Yes, it does promote and provide opportunity for diversity & competition. But only in some areas areas, products and not in all areas. The ‘fundamental’ building blocks for the success of an open source [or a proprietary one] remain similar if not same.
Let’s take the classic example of ‘http’ server — Apache. Is it a monopoly? How many other open source http servers are out there that are popular and adopted by the world? hardly any..
For an open source product, the community that it is able to create for itself and leverage gives it the muscle power to ‘consciously or unconsciously’ create a monopoly.
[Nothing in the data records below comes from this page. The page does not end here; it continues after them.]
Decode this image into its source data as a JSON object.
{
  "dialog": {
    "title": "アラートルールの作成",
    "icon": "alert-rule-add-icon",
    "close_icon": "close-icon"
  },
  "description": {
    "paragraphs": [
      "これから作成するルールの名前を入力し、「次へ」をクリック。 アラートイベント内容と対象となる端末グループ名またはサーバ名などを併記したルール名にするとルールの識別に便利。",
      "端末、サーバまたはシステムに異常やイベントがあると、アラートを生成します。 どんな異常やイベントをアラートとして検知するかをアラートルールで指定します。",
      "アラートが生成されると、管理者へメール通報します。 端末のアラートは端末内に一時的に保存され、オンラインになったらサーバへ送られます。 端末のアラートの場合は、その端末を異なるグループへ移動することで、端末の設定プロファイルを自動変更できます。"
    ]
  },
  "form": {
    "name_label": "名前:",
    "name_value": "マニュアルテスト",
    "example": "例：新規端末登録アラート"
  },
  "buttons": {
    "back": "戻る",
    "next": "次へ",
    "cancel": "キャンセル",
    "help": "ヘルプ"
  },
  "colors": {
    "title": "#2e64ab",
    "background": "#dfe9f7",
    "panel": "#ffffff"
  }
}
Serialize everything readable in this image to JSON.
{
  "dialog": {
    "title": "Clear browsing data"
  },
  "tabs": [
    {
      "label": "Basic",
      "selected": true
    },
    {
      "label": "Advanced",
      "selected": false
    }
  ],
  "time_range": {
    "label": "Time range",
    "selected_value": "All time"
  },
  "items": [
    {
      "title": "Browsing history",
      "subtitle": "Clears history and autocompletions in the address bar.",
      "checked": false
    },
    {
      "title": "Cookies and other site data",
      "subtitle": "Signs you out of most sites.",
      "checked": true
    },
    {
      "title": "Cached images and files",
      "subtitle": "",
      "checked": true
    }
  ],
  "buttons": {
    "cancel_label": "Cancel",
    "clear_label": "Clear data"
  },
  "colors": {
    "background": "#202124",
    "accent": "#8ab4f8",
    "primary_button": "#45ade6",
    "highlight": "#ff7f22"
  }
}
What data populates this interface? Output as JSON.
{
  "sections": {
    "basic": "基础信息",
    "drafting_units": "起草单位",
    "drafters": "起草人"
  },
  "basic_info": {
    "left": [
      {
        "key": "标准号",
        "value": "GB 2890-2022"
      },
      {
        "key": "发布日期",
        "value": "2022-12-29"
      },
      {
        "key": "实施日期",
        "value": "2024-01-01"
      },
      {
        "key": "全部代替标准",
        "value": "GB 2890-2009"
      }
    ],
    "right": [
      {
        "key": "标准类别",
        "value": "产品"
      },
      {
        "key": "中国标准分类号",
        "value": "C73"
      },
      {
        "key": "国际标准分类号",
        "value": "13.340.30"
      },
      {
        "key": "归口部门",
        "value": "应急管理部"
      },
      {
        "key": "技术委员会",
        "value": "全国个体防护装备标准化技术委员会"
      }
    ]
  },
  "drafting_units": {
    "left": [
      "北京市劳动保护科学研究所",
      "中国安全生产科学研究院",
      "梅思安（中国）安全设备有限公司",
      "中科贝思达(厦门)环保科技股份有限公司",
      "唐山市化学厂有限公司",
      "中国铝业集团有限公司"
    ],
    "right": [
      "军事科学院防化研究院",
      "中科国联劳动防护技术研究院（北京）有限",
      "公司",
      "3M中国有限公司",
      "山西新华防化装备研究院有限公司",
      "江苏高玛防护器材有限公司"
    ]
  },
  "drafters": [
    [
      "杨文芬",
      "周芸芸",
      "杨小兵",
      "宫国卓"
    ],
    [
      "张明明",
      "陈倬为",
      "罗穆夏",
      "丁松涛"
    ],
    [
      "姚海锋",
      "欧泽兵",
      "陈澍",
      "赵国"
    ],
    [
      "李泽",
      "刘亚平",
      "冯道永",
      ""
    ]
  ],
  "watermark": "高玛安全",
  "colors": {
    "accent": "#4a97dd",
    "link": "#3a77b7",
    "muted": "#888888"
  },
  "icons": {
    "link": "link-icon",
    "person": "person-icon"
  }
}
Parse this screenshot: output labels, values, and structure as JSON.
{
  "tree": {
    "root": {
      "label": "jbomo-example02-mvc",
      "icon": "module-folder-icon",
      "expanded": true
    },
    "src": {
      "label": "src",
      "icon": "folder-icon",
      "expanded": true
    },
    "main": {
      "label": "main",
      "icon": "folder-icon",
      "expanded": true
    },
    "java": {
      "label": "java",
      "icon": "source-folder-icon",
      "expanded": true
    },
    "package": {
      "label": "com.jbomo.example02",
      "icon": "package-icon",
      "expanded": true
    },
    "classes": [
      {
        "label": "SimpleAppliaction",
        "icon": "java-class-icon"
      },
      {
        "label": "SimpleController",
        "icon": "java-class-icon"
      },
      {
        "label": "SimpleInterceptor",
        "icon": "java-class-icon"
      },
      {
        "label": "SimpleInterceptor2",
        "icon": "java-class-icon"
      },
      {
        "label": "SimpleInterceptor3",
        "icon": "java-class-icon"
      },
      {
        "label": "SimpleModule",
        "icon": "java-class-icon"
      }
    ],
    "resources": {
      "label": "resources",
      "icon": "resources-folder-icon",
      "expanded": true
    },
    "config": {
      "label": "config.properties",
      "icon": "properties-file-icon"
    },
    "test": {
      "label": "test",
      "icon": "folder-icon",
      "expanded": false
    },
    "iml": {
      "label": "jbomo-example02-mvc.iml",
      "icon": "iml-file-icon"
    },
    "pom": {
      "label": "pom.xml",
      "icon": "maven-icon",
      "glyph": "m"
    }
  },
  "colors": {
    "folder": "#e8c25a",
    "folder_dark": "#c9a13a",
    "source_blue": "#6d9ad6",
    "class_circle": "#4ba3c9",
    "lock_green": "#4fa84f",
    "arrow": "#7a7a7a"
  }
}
The larger the community, the larger the adoption, and hence the larger is the barrier to entry for other open source solutions.
However; it is true that open source does cause disruption within open source monopolies itself. for example: STRUTS was the de-facto framework for java based web development and had a near monopoly. other frameworks never stood a chance. Then comes spring and creates a whole new paradigm. So now it is spring that is on the verge of creating a monopoly. Then we have jBoss app server as an example. It is the defacto monopoly in the java middleware market.. It’s amazing that how jBoss has used the power of the community to effectively build a monopoly. Then think of eclipse.. the whole ecosystem it has been able to create around eclipse is amazing..
I think that in areas that are fundamentally ‘protocol/standards based’, open source products, solutions, frameworks is a sure shot way to create a monopoly and in areas where the differentiator is based on features, implementation etc, there will always be several open source products competing in the marketplace — competing for adoption, competing for building a community etc.
I think the smart companies will soon realize this and use open source for their business advantage to create huge barriers of entry, and near monopolies. The challenge is that it the fundamental requirement in this equation is to create a vibrant, robust and engaged community around the open source product. While commercial organizations are expert in creating brands/marketing etc, creating communities is not something that comes naturally to them. The key to success would lie there in my opinion..Maybe time for a CCN [Chief Community Nurturer] role within organizations..
A Disclaimer: I am a huge believer in open source and have been involved in this world for more than 10 years.